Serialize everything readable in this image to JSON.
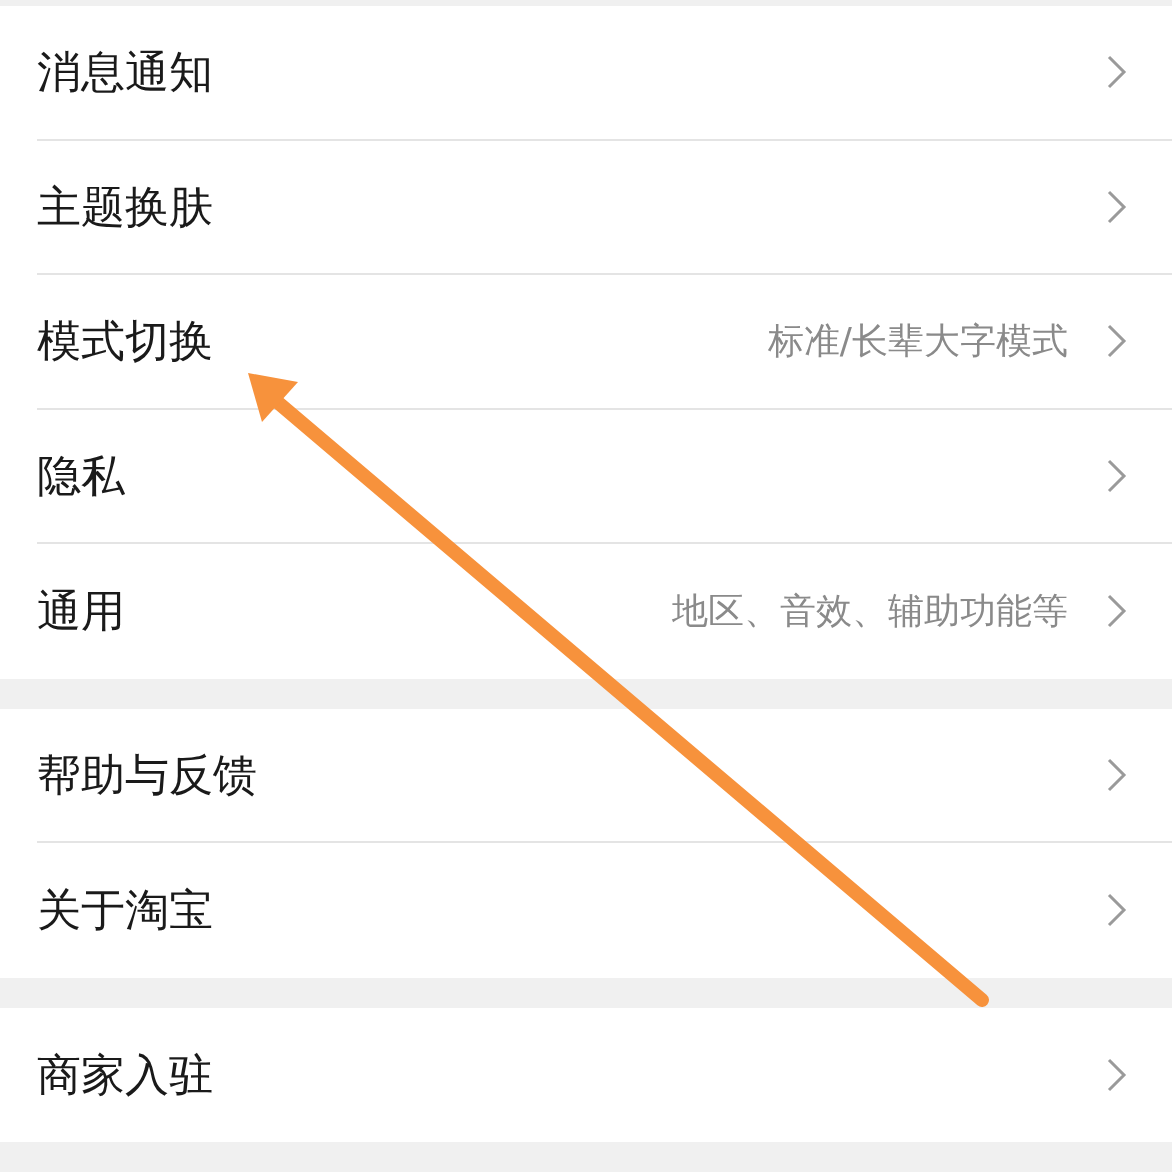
{
  "groups": [
    {
      "items": [
        {
          "label": "消息通知"
        },
        {
          "label": "主题换肤"
        },
        {
          "label": "模式切换",
          "value": "标准/长辈大字模式"
        },
        {
          "label": "隐私"
        },
        {
          "label": "通用",
          "value": "地区、音效、辅助功能等"
        }
      ]
    },
    {
      "items": [
        {
          "label": "帮助与反馈"
        },
        {
          "label": "关于淘宝"
        }
      ]
    },
    {
      "items": [
        {
          "label": "商家入驻"
        }
      ]
    }
  ]
}
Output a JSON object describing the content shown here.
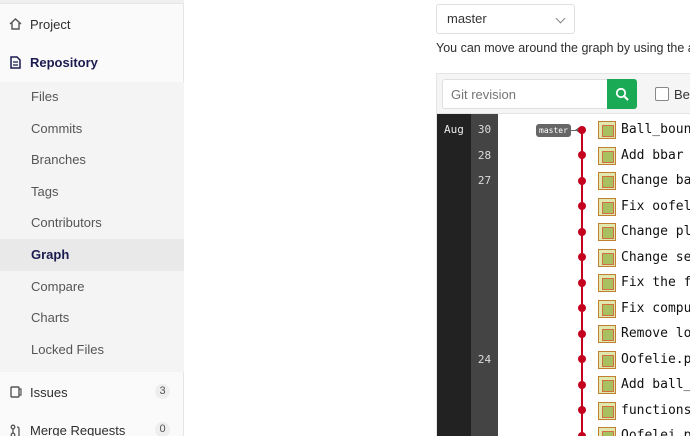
{
  "sidebar": {
    "project_label": "Project",
    "repository_label": "Repository",
    "sub_items": [
      {
        "label": "Files"
      },
      {
        "label": "Commits"
      },
      {
        "label": "Branches"
      },
      {
        "label": "Tags"
      },
      {
        "label": "Contributors"
      },
      {
        "label": "Graph"
      },
      {
        "label": "Compare"
      },
      {
        "label": "Charts"
      },
      {
        "label": "Locked Files"
      }
    ],
    "issues_label": "Issues",
    "issues_count": "3",
    "merge_requests_label": "Merge Requests",
    "merge_requests_count": "0",
    "active_item": "Graph"
  },
  "main": {
    "branch_selected": "master",
    "help_text": "You can move around the graph by using the arr",
    "revision_placeholder": "Git revision",
    "checkbox_label": "Beg",
    "accent_color": "#1aaa55",
    "graph_line_color": "#c5001f"
  },
  "graph": {
    "month": "Aug",
    "days": [
      {
        "label": "30"
      },
      {
        "label": "28"
      },
      {
        "label": "27"
      },
      {
        "label": "24"
      }
    ],
    "branch_tag": "master",
    "commits": [
      {
        "message": "Ball_boun"
      },
      {
        "message": "Add bbar "
      },
      {
        "message": "Change ba"
      },
      {
        "message": "Fix oofel"
      },
      {
        "message": "Change pl"
      },
      {
        "message": "Change se"
      },
      {
        "message": "Fix the f"
      },
      {
        "message": "Fix compu"
      },
      {
        "message": "Remove lo"
      },
      {
        "message": "Oofelie.p"
      },
      {
        "message": "Add ball_"
      },
      {
        "message": "functions"
      },
      {
        "message": "Oofelei.p"
      }
    ]
  }
}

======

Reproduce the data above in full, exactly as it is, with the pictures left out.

Solution to this problem |
Serialize everything readable in this image to JSON.
{
  "groups": [
    {
      "items": [
        {
          "label": "消息通知"
        },
        {
          "label": "主题换肤"
        },
        {
          "label": "模式切换",
          "value": "标准/长辈大字模式"
        },
        {
          "label": "隐私"
        },
        {
          "label": "通用",
          "value": "地区、音效、辅助功能等"
        }
      ]
    },
    {
      "items": [
        {
          "label": "帮助与反馈"
        },
        {
          "label": "关于淘宝"
        }
      ]
    },
    {
      "items": [
        {
          "label": "商家入驻"
        }
      ]
    }
  ]
}
Output a JSON object describing the content shown here.
{
  "sidebar": {
    "project_label": "Project",
    "repository_label": "Repository",
    "sub_items": [
      {
        "label": "Files"
      },
      {
        "label": "Commits"
      },
      {
        "label": "Branches"
      },
      {
        "label": "Tags"
      },
      {
        "label": "Contributors"
      },
      {
        "label": "Graph"
      },
      {
        "label": "Compare"
      },
      {
        "label": "Charts"
      },
      {
        "label": "Locked Files"
      }
    ],
    "issues_label": "Issues",
    "issues_count": "3",
    "merge_requests_label": "Merge Requests",
    "merge_requests_count": "0",
    "active_item": "Graph"
  },
  "main": {
    "branch_selected": "master",
    "help_text": "You can move around the graph by using the arr",
    "revision_placeholder": "Git revision",
    "checkbox_label": "Beg",
    "accent_color": "#1aaa55",
    "graph_line_color": "#c5001f"
  },
  "graph": {
    "month": "Aug",
    "days": [
      {
        "label": "30"
      },
      {
        "label": "28"
      },
      {
        "label": "27"
      },
      {
        "label": "24"
      }
    ],
    "branch_tag": "master",
    "commits": [
      {
        "message": "Ball_boun"
      },
      {
        "message": "Add bbar "
      },
      {
        "message": "Change ba"
      },
      {
        "message": "Fix oofel"
      },
      {
        "message": "Change pl"
      },
      {
        "message": "Change se"
      },
      {
        "message": "Fix the f"
      },
      {
        "message": "Fix compu"
      },
      {
        "message": "Remove lo"
      },
      {
        "message": "Oofelie.p"
      },
      {
        "message": "Add ball_"
      },
      {
        "message": "functions"
      },
      {
        "message": "Oofelei.p"
      }
    ]
  }
}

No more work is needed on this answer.